Encrucijado is one of the projects of Ramiro Ibañez’s Cota 45 and touches on many of the threads of the history the guy is trying to recreate. A multivarietal, vintage specific wine that corresponds to what was once called palo cortado (before that term became synonymous with the more marketable olorosos).
This is the third vintage and the third variation: the first was the 2012, and was from six varieties (50% Palomino Fino and 10% each of Beba, Mantúo Pilas (aka “Uva Rey”), Perruno, Cañocazo and Mantúo Castellano); the second, the 2014, was 40% “Uva Rey”, 40% Perruno and only 20% Palomino. This third addition is 50% Perruno, 30% Uva Rey and 20% Palomino.
My first impression of the wine is that it is a chip off those previous blocks. Has that butterscotch aroma and flavour, maybe slightly sharper and with a bit more volume and heft this time, but still with a buttery saline finish. Very approachable and very fine, elegant wine (although I know for a fact that the author believes it will improve further with time in the bottle).
Fantastic lunch yesterday at the wonderful Taberna Verdejo started with a nice surprise and a cheeky snifter after bumping into none other than Antonio Barbadillo and Dolores Sanchez at the bar. And snifters don’t come any cheekier than this: the long awaited Palo Cortado.
Antonio was cagey about its origins and would only tell me that it was extremely old – a hundred years were mentioned. And all I can tell you from my brief inspection is that it is another collector’s item. Rich and deep in colour and woody, tobacco aromas and a full, nicely integrated palate with mouth-watering salinity and walnut and tobacco flavours, turning sweet and then black coffee bitter.
Not many of these little bottles available and well worth looking out for – particularly if you can ambush the man himself with the bottle open.
Cask is a word that isn’t used enough in general. Has a nice ring to it and avoids the snigger potential of butt. Sounds particularly good in combination with the word “single” or “sherry”, although I will admit that the liquid that springs to mind is more Scottish than Spanish.
Be that as it may this liquid is Spanish and it is a little beauty. I have always been partial to the fino del puerto releases by Lustau – particularly the tres en rama – but this one, which is a special bottling for the chaps at Vila Viniteca, seems to be a step up in dimensions.
Beautifully clear and bright and a very slightly orange gold in colour. It has a wonderfully aromatic nose with really sharp sea air and seaweed/rockpool aromas. Then sharp salinity and a powerful, juicy, spicy spike of flavour, leaving a salty burn on the tongue and a long and lingering flavour of bitter, peppery salad. It has been a while but it seems tighter and more intense than the other examples I have had.
One of only 480 dinky bottles – which are well worth hunting out. (Or just get down to Territorio Era where they have it by the glass.)
My last bottle of this, maybe the beefiest of the unfortified palomino white wines coming from the region at the moment.
The wine is by Willy Perez and the fruit is from the El Corregidor vineyard on Pago Carrascal that is the source of his fantastic Barajuela project.
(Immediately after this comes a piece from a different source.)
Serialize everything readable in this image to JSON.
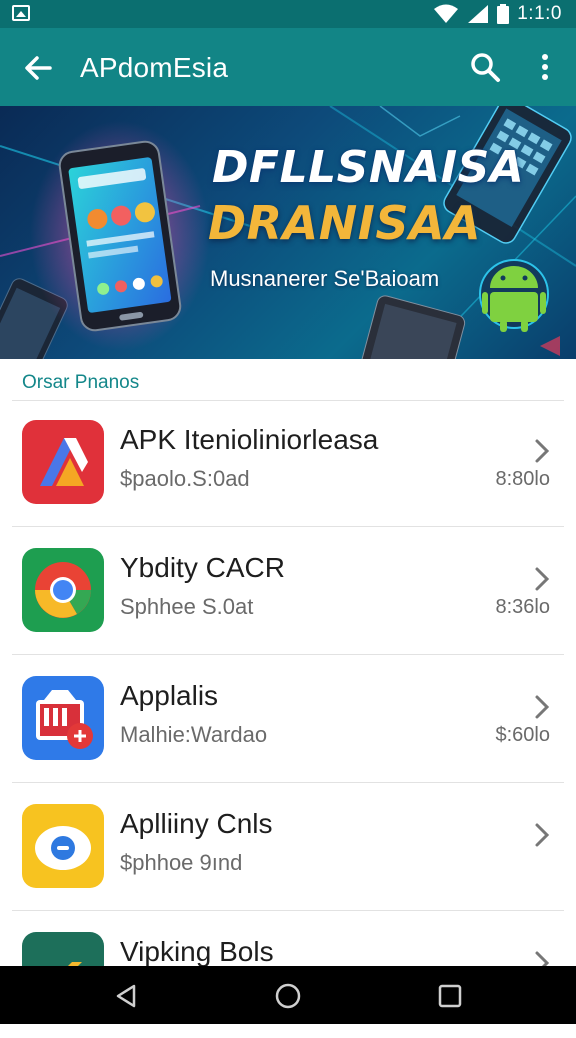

They harvest the grapes in several passes: (simplifying things) first for brandy, then for this, then for the fino and finally for the oloroso. In total 80% of the fruit comes from that early pass and 20% from a later pass that would otherwise go into the fino. The 80% then gets fermented in temperature controlled inox while the 20% gets some asoleo before fermentation in bota.
The resulting wine is a beefy 14.5% alcohol and is beefy in other respects too. It has a lot of concentrated fruit that gives it a floral, honeysuckle, pear and citrus nose, but give it time and you get a lot more herbal undergrowth. Then on the palate there is that fruitful, muscular body, a very broad profile that kinds of unfolds in the throat, backed up by savoury, stewy flavours and a fresh saline finish.
Seriously fruity and fresh.